Work instructions
The answer must be a word-for-word copy of the records below, with every picture left out.
----
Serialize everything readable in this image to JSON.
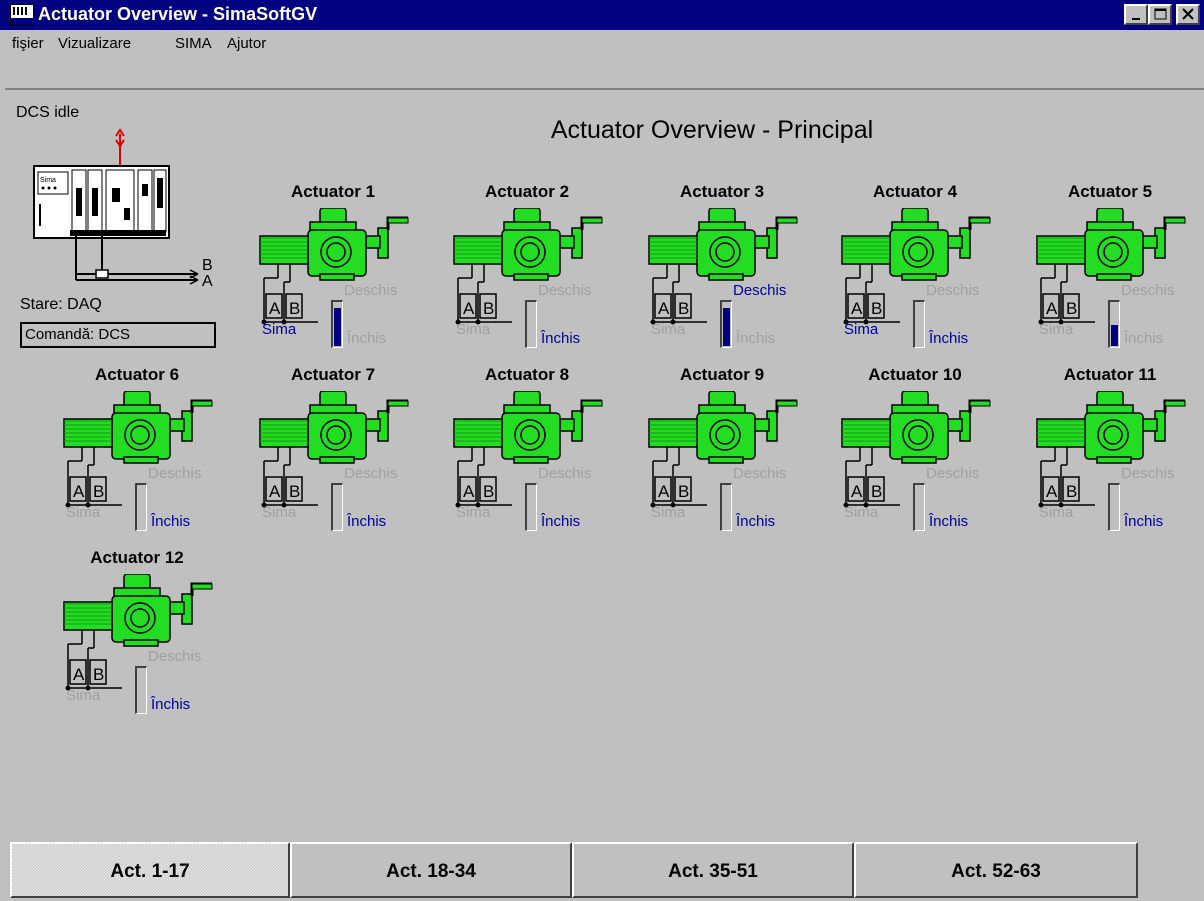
{
  "window": {
    "title": "Actuator Overview - SimaSoftGV",
    "min_label": "_",
    "max_label": "□",
    "close_label": "×"
  },
  "menu": [
    "fişier",
    "Vizualizare",
    "SIMA",
    "Ajutor"
  ],
  "status": {
    "dcs": "DCS idle",
    "stare": "Stare: DAQ",
    "comanda": "Comandă: DCS",
    "panel_label": "Sima",
    "bus_b": "B",
    "bus_a": "A"
  },
  "page_title": "Actuator Overview - Principal",
  "port_a": "A",
  "port_b": "B",
  "actuators": [
    {
      "name": "Actuator 1",
      "sima": "Sima",
      "open": "Deschis",
      "closed": "Închis",
      "sima_on": true,
      "open_on": false,
      "closed_on": false,
      "level": 0.9
    },
    {
      "name": "Actuator 2",
      "sima": "Sima",
      "open": "Deschis",
      "closed": "Închis",
      "sima_on": false,
      "open_on": false,
      "closed_on": true,
      "level": 0
    },
    {
      "name": "Actuator 3",
      "sima": "Sima",
      "open": "Deschis",
      "closed": "Închis",
      "sima_on": false,
      "open_on": true,
      "closed_on": false,
      "level": 0.9
    },
    {
      "name": "Actuator 4",
      "sima": "Sima",
      "open": "Deschis",
      "closed": "Închis",
      "sima_on": true,
      "open_on": false,
      "closed_on": true,
      "level": 0
    },
    {
      "name": "Actuator 5",
      "sima": "Sima",
      "open": "Deschis",
      "closed": "Închis",
      "sima_on": false,
      "open_on": false,
      "closed_on": false,
      "level": 0.5
    },
    {
      "name": "Actuator 6",
      "sima": "Sima",
      "open": "Deschis",
      "closed": "Închis",
      "sima_on": false,
      "open_on": false,
      "closed_on": true,
      "level": 0
    },
    {
      "name": "Actuator 7",
      "sima": "Sima",
      "open": "Deschis",
      "closed": "Închis",
      "sima_on": false,
      "open_on": false,
      "closed_on": true,
      "level": 0
    },
    {
      "name": "Actuator 8",
      "sima": "Sima",
      "open": "Deschis",
      "closed": "Închis",
      "sima_on": false,
      "open_on": false,
      "closed_on": true,
      "level": 0
    },
    {
      "name": "Actuator 9",
      "sima": "Sima",
      "open": "Deschis",
      "closed": "Închis",
      "sima_on": false,
      "open_on": false,
      "closed_on": true,
      "level": 0
    },
    {
      "name": "Actuator 10",
      "sima": "Sima",
      "open": "Deschis",
      "closed": "Închis",
      "sima_on": false,
      "open_on": false,
      "closed_on": true,
      "level": 0
    },
    {
      "name": "Actuator 11",
      "sima": "Sima",
      "open": "Deschis",
      "closed": "Închis",
      "sima_on": false,
      "open_on": false,
      "closed_on": true,
      "level": 0
    },
    {
      "name": "Actuator 12",
      "sima": "Sima",
      "open": "Deschis",
      "closed": "Închis",
      "sima_on": false,
      "open_on": false,
      "closed_on": true,
      "level": 0
    }
  ],
  "tabs": [
    {
      "label": "Act. 1-17",
      "active": true
    },
    {
      "label": "Act. 18-34",
      "active": false
    },
    {
      "label": "Act. 35-51",
      "active": false
    },
    {
      "label": "Act. 52-63",
      "active": false
    }
  ],
  "colors": {
    "valve": "#22dd22",
    "active_text": "#0000a0",
    "inactive_text": "#a0a0a0",
    "title_bar": "#000080"
  }
}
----
Solution
Serialize everything readable in this image to JSON.
{
  "window": {
    "title": "Actuator Overview - SimaSoftGV",
    "min_label": "_",
    "max_label": "□",
    "close_label": "×"
  },
  "menu": [
    "fişier",
    "Vizualizare",
    "SIMA",
    "Ajutor"
  ],
  "status": {
    "dcs": "DCS idle",
    "stare": "Stare: DAQ",
    "comanda": "Comandă: DCS",
    "panel_label": "Sima",
    "bus_b": "B",
    "bus_a": "A"
  },
  "page_title": "Actuator Overview - Principal",
  "port_a": "A",
  "port_b": "B",
  "actuators": [
    {
      "name": "Actuator 1",
      "sima": "Sima",
      "open": "Deschis",
      "closed": "Închis",
      "sima_on": true,
      "open_on": false,
      "closed_on": false,
      "level": 0.9
    },
    {
      "name": "Actuator 2",
      "sima": "Sima",
      "open": "Deschis",
      "closed": "Închis",
      "sima_on": false,
      "open_on": false,
      "closed_on": true,
      "level": 0
    },
    {
      "name": "Actuator 3",
      "sima": "Sima",
      "open": "Deschis",
      "closed": "Închis",
      "sima_on": false,
      "open_on": true,
      "closed_on": false,
      "level": 0.9
    },
    {
      "name": "Actuator 4",
      "sima": "Sima",
      "open": "Deschis",
      "closed": "Închis",
      "sima_on": true,
      "open_on": false,
      "closed_on": true,
      "level": 0
    },
    {
      "name": "Actuator 5",
      "sima": "Sima",
      "open": "Deschis",
      "closed": "Închis",
      "sima_on": false,
      "open_on": false,
      "closed_on": false,
      "level": 0.5
    },
    {
      "name": "Actuator 6",
      "sima": "Sima",
      "open": "Deschis",
      "closed": "Închis",
      "sima_on": false,
      "open_on": false,
      "closed_on": true,
      "level": 0
    },
    {
      "name": "Actuator 7",
      "sima": "Sima",
      "open": "Deschis",
      "closed": "Închis",
      "sima_on": false,
      "open_on": false,
      "closed_on": true,
      "level": 0
    },
    {
      "name": "Actuator 8",
      "sima": "Sima",
      "open": "Deschis",
      "closed": "Închis",
      "sima_on": false,
      "open_on": false,
      "closed_on": true,
      "level": 0
    },
    {
      "name": "Actuator 9",
      "sima": "Sima",
      "open": "Deschis",
      "closed": "Închis",
      "sima_on": false,
      "open_on": false,
      "closed_on": true,
      "level": 0
    },
    {
      "name": "Actuator 10",
      "sima": "Sima",
      "open": "Deschis",
      "closed": "Închis",
      "sima_on": false,
      "open_on": false,
      "closed_on": true,
      "level": 0
    },
    {
      "name": "Actuator 11",
      "sima": "Sima",
      "open": "Deschis",
      "closed": "Închis",
      "sima_on": false,
      "open_on": false,
      "closed_on": true,
      "level": 0
    },
    {
      "name": "Actuator 12",
      "sima": "Sima",
      "open": "Deschis",
      "closed": "Închis",
      "sima_on": false,
      "open_on": false,
      "closed_on": true,
      "level": 0
    }
  ],
  "tabs": [
    {
      "label": "Act. 1-17",
      "active": true
    },
    {
      "label": "Act. 18-34",
      "active": false
    },
    {
      "label": "Act. 35-51",
      "active": false
    },
    {
      "label": "Act. 52-63",
      "active": false
    }
  ],
  "colors": {
    "valve": "#22dd22",
    "active_text": "#0000a0",
    "inactive_text": "#a0a0a0",
    "title_bar": "#000080"
  }
}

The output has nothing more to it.